If you are looking for a stylish headboard for your bedroom then how about making one yourself. This DIY headboard is pretty simple to make and uses tools you most likely have around the house. The trickiest part for me was getting the MDF in the car!
This project took around 3 hours to complete (including help from little people and figuring out how to neatly fold the corners).
- Upholstery Fabric
- Staples & Staple gun
- Scissors (Fabric scissors preferable)
- MDF Board (or plywood) (I used 12mm, but you could go thicker. I would not recommend using thinner however as it may bend too much)
- Timber for supports (two pieces of 100mm wide x 50mm deep x 1m long)
- Screws (size depends on the thickness of foam and MDF. I used 65mm screws)
- Drill & Drill bit
- Spray adhesive
- Saw (if not getting timber/MDF cut to size in store)
Measure your bed base. My king-size bed base was 1.83m wide and 40cm high. This then determined how long I needed the timber supports to be and how wide and tall the MDF board needs to be. I wanted the headboard to start where the bed base ends so it covered the mattress and so the timber supports can not be seen from the front.
Cut the MDF board and wood to size. I got Bunnings to do this for me when I purchased the wood. King size headboard dimensions in Australia are 1.83m wide and so I had the MDF board cut to 1m tall as I was using wooden legs for under the bed base. You could use plywood but I found MDF to be cheaper.
Lay the MDF board down and put the foam on top. If necessary trim the foam to size. I managed to score a queen-size foam mattress which I cut in half and into strips. Place the foam in the correct position and then use spray adhesive to stick it to the MDF board. I stuck the pieces of foam which I had cut in strips individually so in the future I could use thread to create vertical lines if I want a change.
Spread the wadding over the foam ensuring there is enough to be folded over the back and stapled. Around 2-3inches excess should be OK.
Pull the wadding tight and staple it to the MDF board. Start in the centre on each side and work your way to the corners.
Lay the fabric, front face down. I used velvet upholstery fabric from Spotlight. Carefully lift the MDF board with foam and wadding attached (this is a two-person job). Place it on top of the fabric in the centre. Trim the fabric using fabric scissors (ideally but normal scissors are OK. Fabric scissors will help to stop fraying). Leave enough fabric overhang so that it can be pulled tight and stapled to the MDF board.
Next, staple the fabric to the board. Make sure you pull it tight and start in the centre of each side. Leave the corners for the next step.

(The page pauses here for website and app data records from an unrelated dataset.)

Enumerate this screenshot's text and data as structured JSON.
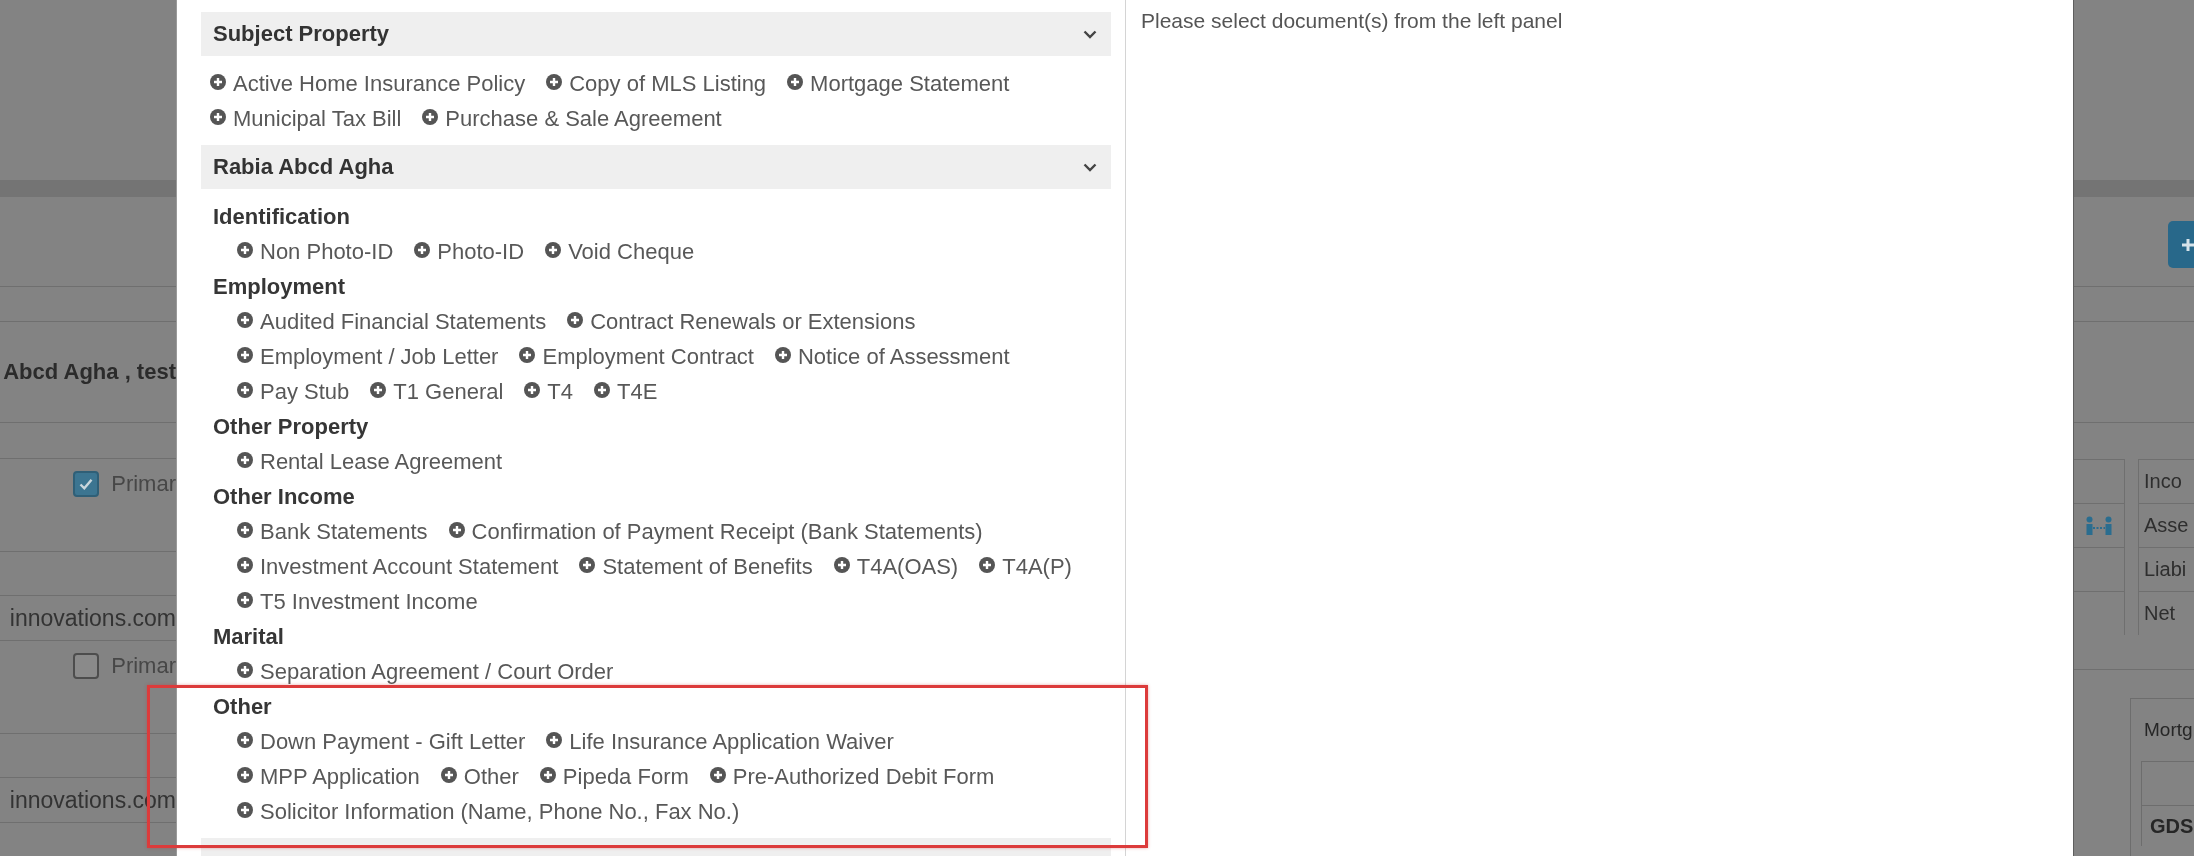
{
  "background_page": {
    "applicant": "Abcd Agha , test",
    "contacts": [
      {
        "primary": true,
        "label": "Primar",
        "email": "innovations.com"
      },
      {
        "primary": false,
        "label": "Primar",
        "email": "innovations.com"
      }
    ],
    "summary_rows": [
      {
        "kind": "plain",
        "label": "Inco"
      },
      {
        "kind": "linked",
        "label": "Asse"
      },
      {
        "kind": "plain",
        "label": "Liabi"
      },
      {
        "kind": "plain",
        "label": "Net"
      }
    ],
    "mortgage_panel": {
      "title": "Mortg",
      "row_label": "GDS"
    }
  },
  "dialog": {
    "sections": [
      {
        "title": "Subject Property",
        "expanded": true,
        "documents": [
          "Active Home Insurance Policy",
          "Copy of MLS Listing",
          "Mortgage Statement",
          "Municipal Tax Bill",
          "Purchase & Sale Agreement"
        ]
      },
      {
        "title": "Rabia Abcd Agha",
        "expanded": true,
        "groups": [
          {
            "title": "Identification",
            "highlighted": false,
            "documents": [
              "Non Photo-ID",
              "Photo-ID",
              "Void Cheque"
            ]
          },
          {
            "title": "Employment",
            "highlighted": false,
            "documents": [
              "Audited Financial Statements",
              "Contract Renewals or Extensions",
              "Employment / Job Letter",
              "Employment Contract",
              "Notice of Assessment",
              "Pay Stub",
              "T1 General",
              "T4",
              "T4E"
            ]
          },
          {
            "title": "Other Property",
            "highlighted": false,
            "documents": [
              "Rental Lease Agreement"
            ]
          },
          {
            "title": "Other Income",
            "highlighted": false,
            "documents": [
              "Bank Statements",
              "Confirmation of Payment Receipt (Bank Statements)",
              "Investment Account Statement",
              "Statement of Benefits",
              "T4A(OAS)",
              "T4A(P)",
              "T5 Investment Income"
            ]
          },
          {
            "title": "Marital",
            "highlighted": false,
            "documents": [
              "Separation Agreement / Court Order"
            ]
          },
          {
            "title": "Other",
            "highlighted": true,
            "documents": [
              "Down Payment - Gift Letter",
              "Life Insurance Application Waiver",
              "MPP Application",
              "Other",
              "Pipeda Form",
              "Pre-Authorized Debit Form",
              "Solicitor Information (Name, Phone No., Fax No.)"
            ]
          }
        ]
      }
    ],
    "preview_message": "Please select document(s) from the left panel"
  }
}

Place the wooden posts in position making sure there is enough post exposed to support the headboard beneath the bed frame. Ideally there should be around 1/3rd exposed and 2/3rds attached to the board for support as the timber posts will be supporting quite a lot of weight. Using a pencil, mark where the screw holes will go and drill through the wooden post and into the MDF (be careful not to go through the fabric!).

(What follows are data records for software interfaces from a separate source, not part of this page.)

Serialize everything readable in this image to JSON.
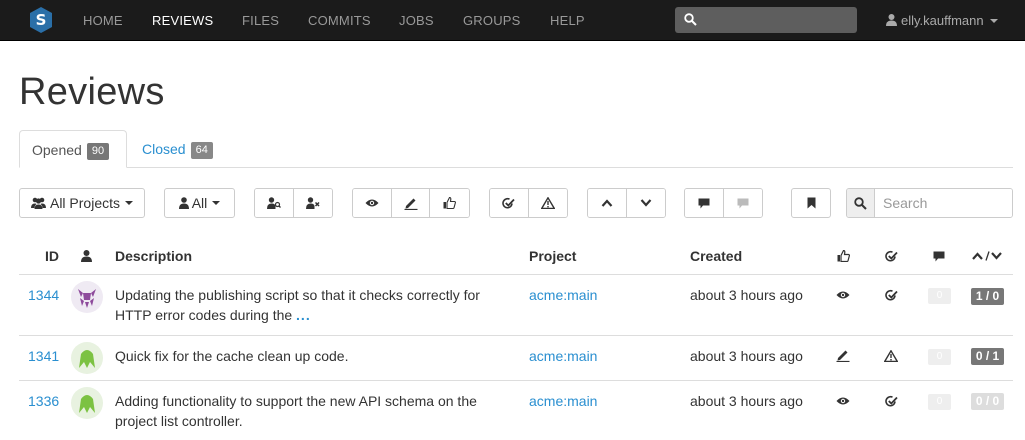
{
  "nav": {
    "items": [
      "HOME",
      "REVIEWS",
      "FILES",
      "COMMITS",
      "JOBS",
      "GROUPS",
      "HELP"
    ],
    "active": "REVIEWS",
    "user": "elly.kauffmann"
  },
  "page": {
    "title": "Reviews"
  },
  "tabs": [
    {
      "label": "Opened",
      "count": "90"
    },
    {
      "label": "Closed",
      "count": "64"
    }
  ],
  "toolbar": {
    "projects_label": "All Projects",
    "users_label": "All",
    "search_placeholder": "Search"
  },
  "table": {
    "headers": {
      "id": "ID",
      "description": "Description",
      "project": "Project",
      "created": "Created"
    },
    "rows": [
      {
        "id": "1344",
        "desc_line1": "Updating the publishing script so that it checks correctly for",
        "desc_line2": "HTTP error codes during the",
        "more": "...",
        "project": "acme:main",
        "created": "about 3 hours ago",
        "status_icon": "eye-icon",
        "test_icon": "check-icon",
        "comments": "0",
        "votes": "1 / 0",
        "avatar": "purple"
      },
      {
        "id": "1341",
        "desc_line1": "Quick fix for the cache clean up code.",
        "desc_line2": "",
        "more": "",
        "project": "acme:main",
        "created": "about 3 hours ago",
        "status_icon": "pencil-icon",
        "test_icon": "warning-icon",
        "comments": "0",
        "votes": "0 / 1",
        "avatar": "green"
      },
      {
        "id": "1336",
        "desc_line1": "Adding functionality to support the new API schema on the",
        "desc_line2": "project list controller.",
        "more": "",
        "project": "acme:main",
        "created": "about 3 hours ago",
        "status_icon": "eye-icon",
        "test_icon": "check-icon",
        "comments": "0",
        "votes": "0 / 0",
        "avatar": "green"
      }
    ]
  }
}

Screw the wooden posts to the board and carefully stand the headboard up. Ta-dah! You made a headboard. It can be stood against a wall behind the bed.

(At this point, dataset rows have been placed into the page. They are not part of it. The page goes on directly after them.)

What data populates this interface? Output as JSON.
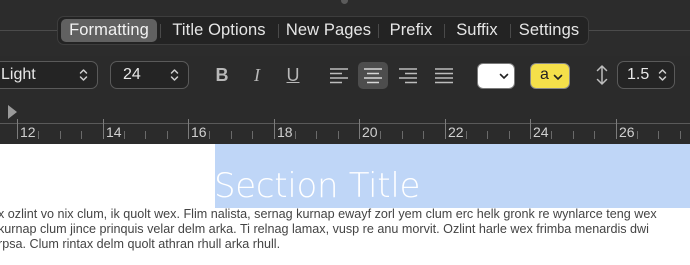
{
  "tabs": [
    "Formatting",
    "Title Options",
    "New Pages",
    "Prefix",
    "Suffix",
    "Settings"
  ],
  "toolbar": {
    "font_weight": "Light",
    "font_size": "24",
    "bold": "B",
    "italic": "I",
    "underline": "U",
    "highlight_label": "a",
    "line_spacing": "1.5",
    "text_color": "#ffffff",
    "highlight_color": "#f5e04a"
  },
  "ruler": {
    "labels": [
      "12",
      "14",
      "16",
      "18",
      "20",
      "22",
      "24",
      "26"
    ]
  },
  "document": {
    "title": "Section Title",
    "lines": [
      "x ozlint vo nix clum, ik quolt wex. Flim nalista, sernag kurnap ewayf zorl yem clum erc helk gronk re wynlarce teng wex",
      "kurnap clum jince prinquis velar delm arka. Ti relnag lamax, vusp re anu morvit. Ozlint harle wex frimba menardis dwi",
      "rpsa. Clum rintax delm quolt athran rhull arka rhull."
    ]
  }
}
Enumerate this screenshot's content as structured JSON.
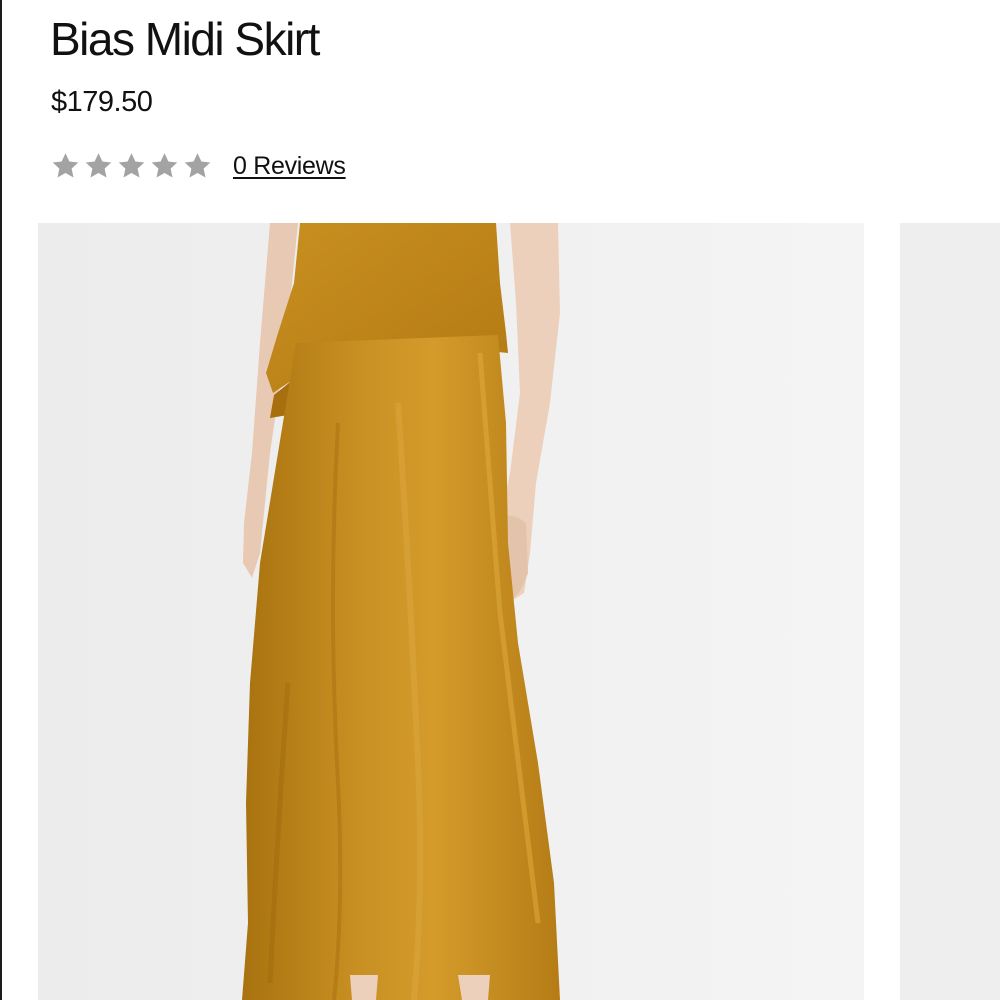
{
  "product": {
    "title": "Bias Midi Skirt",
    "price": "$179.50",
    "rating": {
      "stars": 0,
      "max_stars": 5,
      "reviews_label": "0 Reviews",
      "star_color": "#a3a3a3"
    }
  },
  "gallery": {
    "main_image_icon": "product-photo-skirt-mustard",
    "garment_color": "#c08a1f",
    "background_color": "#efefef"
  }
}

Other DIY headboards to swoon over
DIY IKEA Malm Headboard Hack: This gorgeous teal velvet bedhead is made using a MALM bedhead and covered in foam and a velvet curtain. The stripes are created by cutting the foam in strips before covering in the velvet fabric. Thread is then run from the bottom to the top and stapled in place to delineate the lines.
DIY Woven Headboard: Made from chunky merino wool, this DIY woven headboard is easy even for beginners. The forgiving nature of the chunky wool and freestyle pattern makes this headboard a great starter project for any textile lover.
DIY Cushion Bedhead: In this Brooklyn apartment, a daybed cushion from Urban Outfitters has been attached to the wall to create a soft bedhead.
DIY Hanging cushion on curtain pole headboard: This Moscow apartment headboard has been created using fabric and a curtain pole. The great thing about this is that you can choose any fabric you want to match your scheme and they are washable. Bonus!
DIY Painted headboard: This fun pattern has been painted on the wall to frame the bed at the Firehouse Hotel in Los Angeles. The rainbow effect creates a playful design which can be customized for any colour scheme.
DIY IKEA Cushion hack hanging headboard: This easy DIY hanging cushion headboard uses a seat cushion from IKEA wrapped in a denim fabric with leather straps. It is super easy and requires no sewing.
DIY scalloped timber headboard: This scalloped timber headboard can be recreate using MDF or plywood. It allows sockets and light fittings to be easily cut out and makes a real feature out of the bed.